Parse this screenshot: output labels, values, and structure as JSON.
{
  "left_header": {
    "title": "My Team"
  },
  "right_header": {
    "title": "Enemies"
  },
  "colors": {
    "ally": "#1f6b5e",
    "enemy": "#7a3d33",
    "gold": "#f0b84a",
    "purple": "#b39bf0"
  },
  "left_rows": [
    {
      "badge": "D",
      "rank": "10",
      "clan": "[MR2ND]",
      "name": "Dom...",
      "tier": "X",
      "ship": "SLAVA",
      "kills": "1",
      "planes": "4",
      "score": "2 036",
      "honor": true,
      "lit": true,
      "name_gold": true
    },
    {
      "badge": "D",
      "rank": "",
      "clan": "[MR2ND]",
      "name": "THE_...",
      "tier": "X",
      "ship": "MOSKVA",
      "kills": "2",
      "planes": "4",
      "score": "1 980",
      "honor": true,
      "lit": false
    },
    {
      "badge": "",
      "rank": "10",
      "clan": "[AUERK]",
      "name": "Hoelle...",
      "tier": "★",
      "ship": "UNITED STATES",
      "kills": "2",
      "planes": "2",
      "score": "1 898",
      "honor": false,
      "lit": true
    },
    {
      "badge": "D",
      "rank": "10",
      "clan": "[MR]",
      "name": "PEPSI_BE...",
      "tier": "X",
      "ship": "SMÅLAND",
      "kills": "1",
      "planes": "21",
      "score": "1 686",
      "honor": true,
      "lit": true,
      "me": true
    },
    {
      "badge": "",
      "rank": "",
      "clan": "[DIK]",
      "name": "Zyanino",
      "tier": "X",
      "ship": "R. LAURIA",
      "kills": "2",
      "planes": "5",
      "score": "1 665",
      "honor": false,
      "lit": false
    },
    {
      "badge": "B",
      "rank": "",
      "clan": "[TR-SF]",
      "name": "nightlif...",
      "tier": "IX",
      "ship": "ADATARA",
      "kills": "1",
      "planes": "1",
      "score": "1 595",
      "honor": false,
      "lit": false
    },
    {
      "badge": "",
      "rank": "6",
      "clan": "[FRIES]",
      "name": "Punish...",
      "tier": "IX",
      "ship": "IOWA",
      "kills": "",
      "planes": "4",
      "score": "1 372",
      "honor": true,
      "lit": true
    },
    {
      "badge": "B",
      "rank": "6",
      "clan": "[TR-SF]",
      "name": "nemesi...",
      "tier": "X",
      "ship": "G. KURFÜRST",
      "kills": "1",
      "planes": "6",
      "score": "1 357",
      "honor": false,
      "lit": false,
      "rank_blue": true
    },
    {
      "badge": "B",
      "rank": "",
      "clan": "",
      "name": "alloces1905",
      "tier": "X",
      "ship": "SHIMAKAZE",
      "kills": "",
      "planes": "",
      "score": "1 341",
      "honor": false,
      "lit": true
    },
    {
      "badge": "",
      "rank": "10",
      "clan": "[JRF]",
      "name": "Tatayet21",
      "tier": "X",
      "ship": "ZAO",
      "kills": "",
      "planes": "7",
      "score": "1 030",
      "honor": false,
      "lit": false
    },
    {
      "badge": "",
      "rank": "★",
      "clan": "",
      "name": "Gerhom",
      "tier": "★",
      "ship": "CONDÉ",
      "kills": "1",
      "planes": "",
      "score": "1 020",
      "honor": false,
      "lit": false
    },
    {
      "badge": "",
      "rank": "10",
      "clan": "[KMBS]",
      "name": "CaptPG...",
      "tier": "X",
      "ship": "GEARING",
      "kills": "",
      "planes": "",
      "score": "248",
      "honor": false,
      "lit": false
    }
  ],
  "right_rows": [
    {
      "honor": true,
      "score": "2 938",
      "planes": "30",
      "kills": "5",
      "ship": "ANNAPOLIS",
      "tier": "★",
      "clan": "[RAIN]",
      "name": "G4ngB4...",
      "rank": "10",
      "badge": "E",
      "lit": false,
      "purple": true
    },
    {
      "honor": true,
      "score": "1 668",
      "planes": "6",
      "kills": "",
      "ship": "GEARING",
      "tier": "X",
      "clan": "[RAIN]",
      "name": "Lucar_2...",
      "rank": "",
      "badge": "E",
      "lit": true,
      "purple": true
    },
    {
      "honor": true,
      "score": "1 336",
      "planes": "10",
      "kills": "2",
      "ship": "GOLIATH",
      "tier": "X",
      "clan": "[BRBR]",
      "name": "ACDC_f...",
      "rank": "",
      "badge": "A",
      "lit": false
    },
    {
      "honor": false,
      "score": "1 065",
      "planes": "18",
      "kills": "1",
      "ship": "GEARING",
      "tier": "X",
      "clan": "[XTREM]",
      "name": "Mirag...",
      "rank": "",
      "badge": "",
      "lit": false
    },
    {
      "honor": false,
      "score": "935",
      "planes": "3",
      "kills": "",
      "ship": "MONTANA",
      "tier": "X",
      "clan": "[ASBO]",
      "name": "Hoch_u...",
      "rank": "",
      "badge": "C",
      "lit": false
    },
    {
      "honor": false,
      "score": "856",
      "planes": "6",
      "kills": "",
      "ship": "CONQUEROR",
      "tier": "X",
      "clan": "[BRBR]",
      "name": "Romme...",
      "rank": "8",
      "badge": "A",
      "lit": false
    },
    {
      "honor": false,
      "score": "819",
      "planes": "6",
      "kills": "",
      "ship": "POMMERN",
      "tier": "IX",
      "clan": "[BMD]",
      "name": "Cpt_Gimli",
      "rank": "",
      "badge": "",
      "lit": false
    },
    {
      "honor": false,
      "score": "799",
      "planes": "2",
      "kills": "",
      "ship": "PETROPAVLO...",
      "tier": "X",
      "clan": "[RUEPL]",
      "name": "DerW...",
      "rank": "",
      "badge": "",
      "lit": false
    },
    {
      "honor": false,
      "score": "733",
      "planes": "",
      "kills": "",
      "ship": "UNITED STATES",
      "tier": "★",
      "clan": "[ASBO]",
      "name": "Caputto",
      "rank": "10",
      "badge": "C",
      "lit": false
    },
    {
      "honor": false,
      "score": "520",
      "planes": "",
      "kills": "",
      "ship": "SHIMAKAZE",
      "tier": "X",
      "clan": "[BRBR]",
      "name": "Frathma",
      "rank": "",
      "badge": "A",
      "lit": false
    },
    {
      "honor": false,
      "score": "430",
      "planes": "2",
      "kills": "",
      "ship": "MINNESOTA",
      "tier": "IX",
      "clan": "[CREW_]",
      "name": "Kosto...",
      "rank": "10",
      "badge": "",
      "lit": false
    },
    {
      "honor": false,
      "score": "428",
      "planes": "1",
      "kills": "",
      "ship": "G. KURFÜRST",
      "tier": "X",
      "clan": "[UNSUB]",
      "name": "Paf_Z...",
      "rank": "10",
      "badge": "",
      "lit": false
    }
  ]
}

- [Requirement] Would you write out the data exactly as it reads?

- [Exercise result]
Parse this screenshot: output labels, values, and structure as JSON.
{
  "left_header": {
    "title": "My Team"
  },
  "right_header": {
    "title": "Enemies"
  },
  "colors": {
    "ally": "#1f6b5e",
    "enemy": "#7a3d33",
    "gold": "#f0b84a",
    "purple": "#b39bf0"
  },
  "left_rows": [
    {
      "badge": "D",
      "rank": "10",
      "clan": "[MR2ND]",
      "name": "Dom...",
      "tier": "X",
      "ship": "SLAVA",
      "kills": "1",
      "planes": "4",
      "score": "2 036",
      "honor": true,
      "lit": true,
      "name_gold": true
    },
    {
      "badge": "D",
      "rank": "",
      "clan": "[MR2ND]",
      "name": "THE_...",
      "tier": "X",
      "ship": "MOSKVA",
      "kills": "2",
      "planes": "4",
      "score": "1 980",
      "honor": true,
      "lit": false
    },
    {
      "badge": "",
      "rank": "10",
      "clan": "[AUERK]",
      "name": "Hoelle...",
      "tier": "★",
      "ship": "UNITED STATES",
      "kills": "2",
      "planes": "2",
      "score": "1 898",
      "honor": false,
      "lit": true
    },
    {
      "badge": "D",
      "rank": "10",
      "clan": "[MR]",
      "name": "PEPSI_BE...",
      "tier": "X",
      "ship": "SMÅLAND",
      "kills": "1",
      "planes": "21",
      "score": "1 686",
      "honor": true,
      "lit": true,
      "me": true
    },
    {
      "badge": "",
      "rank": "",
      "clan": "[DIK]",
      "name": "Zyanino",
      "tier": "X",
      "ship": "R. LAURIA",
      "kills": "2",
      "planes": "5",
      "score": "1 665",
      "honor": false,
      "lit": false
    },
    {
      "badge": "B",
      "rank": "",
      "clan": "[TR-SF]",
      "name": "nightlif...",
      "tier": "IX",
      "ship": "ADATARA",
      "kills": "1",
      "planes": "1",
      "score": "1 595",
      "honor": false,
      "lit": false
    },
    {
      "badge": "",
      "rank": "6",
      "clan": "[FRIES]",
      "name": "Punish...",
      "tier": "IX",
      "ship": "IOWA",
      "kills": "",
      "planes": "4",
      "score": "1 372",
      "honor": true,
      "lit": true
    },
    {
      "badge": "B",
      "rank": "6",
      "clan": "[TR-SF]",
      "name": "nemesi...",
      "tier": "X",
      "ship": "G. KURFÜRST",
      "kills": "1",
      "planes": "6",
      "score": "1 357",
      "honor": false,
      "lit": false,
      "rank_blue": true
    },
    {
      "badge": "B",
      "rank": "",
      "clan": "",
      "name": "alloces1905",
      "tier": "X",
      "ship": "SHIMAKAZE",
      "kills": "",
      "planes": "",
      "score": "1 341",
      "honor": false,
      "lit": true
    },
    {
      "badge": "",
      "rank": "10",
      "clan": "[JRF]",
      "name": "Tatayet21",
      "tier": "X",
      "ship": "ZAO",
      "kills": "",
      "planes": "7",
      "score": "1 030",
      "honor": false,
      "lit": false
    },
    {
      "badge": "",
      "rank": "★",
      "clan": "",
      "name": "Gerhom",
      "tier": "★",
      "ship": "CONDÉ",
      "kills": "1",
      "planes": "",
      "score": "1 020",
      "honor": false,
      "lit": false
    },
    {
      "badge": "",
      "rank": "10",
      "clan": "[KMBS]",
      "name": "CaptPG...",
      "tier": "X",
      "ship": "GEARING",
      "kills": "",
      "planes": "",
      "score": "248",
      "honor": false,
      "lit": false
    }
  ],
  "right_rows": [
    {
      "honor": true,
      "score": "2 938",
      "planes": "30",
      "kills": "5",
      "ship": "ANNAPOLIS",
      "tier": "★",
      "clan": "[RAIN]",
      "name": "G4ngB4...",
      "rank": "10",
      "badge": "E",
      "lit": false,
      "purple": true
    },
    {
      "honor": true,
      "score": "1 668",
      "planes": "6",
      "kills": "",
      "ship": "GEARING",
      "tier": "X",
      "clan": "[RAIN]",
      "name": "Lucar_2...",
      "rank": "",
      "badge": "E",
      "lit": true,
      "purple": true
    },
    {
      "honor": true,
      "score": "1 336",
      "planes": "10",
      "kills": "2",
      "ship": "GOLIATH",
      "tier": "X",
      "clan": "[BRBR]",
      "name": "ACDC_f...",
      "rank": "",
      "badge": "A",
      "lit": false
    },
    {
      "honor": false,
      "score": "1 065",
      "planes": "18",
      "kills": "1",
      "ship": "GEARING",
      "tier": "X",
      "clan": "[XTREM]",
      "name": "Mirag...",
      "rank": "",
      "badge": "",
      "lit": false
    },
    {
      "honor": false,
      "score": "935",
      "planes": "3",
      "kills": "",
      "ship": "MONTANA",
      "tier": "X",
      "clan": "[ASBO]",
      "name": "Hoch_u...",
      "rank": "",
      "badge": "C",
      "lit": false
    },
    {
      "honor": false,
      "score": "856",
      "planes": "6",
      "kills": "",
      "ship": "CONQUEROR",
      "tier": "X",
      "clan": "[BRBR]",
      "name": "Romme...",
      "rank": "8",
      "badge": "A",
      "lit": false
    },
    {
      "honor": false,
      "score": "819",
      "planes": "6",
      "kills": "",
      "ship": "POMMERN",
      "tier": "IX",
      "clan": "[BMD]",
      "name": "Cpt_Gimli",
      "rank": "",
      "badge": "",
      "lit": false
    },
    {
      "honor": false,
      "score": "799",
      "planes": "2",
      "kills": "",
      "ship": "PETROPAVLO...",
      "tier": "X",
      "clan": "[RUEPL]",
      "name": "DerW...",
      "rank": "",
      "badge": "",
      "lit": false
    },
    {
      "honor": false,
      "score": "733",
      "planes": "",
      "kills": "",
      "ship": "UNITED STATES",
      "tier": "★",
      "clan": "[ASBO]",
      "name": "Caputto",
      "rank": "10",
      "badge": "C",
      "lit": false
    },
    {
      "honor": false,
      "score": "520",
      "planes": "",
      "kills": "",
      "ship": "SHIMAKAZE",
      "tier": "X",
      "clan": "[BRBR]",
      "name": "Frathma",
      "rank": "",
      "badge": "A",
      "lit": false
    },
    {
      "honor": false,
      "score": "430",
      "planes": "2",
      "kills": "",
      "ship": "MINNESOTA",
      "tier": "IX",
      "clan": "[CREW_]",
      "name": "Kosto...",
      "rank": "10",
      "badge": "",
      "lit": false
    },
    {
      "honor": false,
      "score": "428",
      "planes": "1",
      "kills": "",
      "ship": "G. KURFÜRST",
      "tier": "X",
      "clan": "[UNSUB]",
      "name": "Paf_Z...",
      "rank": "10",
      "badge": "",
      "lit": false
    }
  ]
}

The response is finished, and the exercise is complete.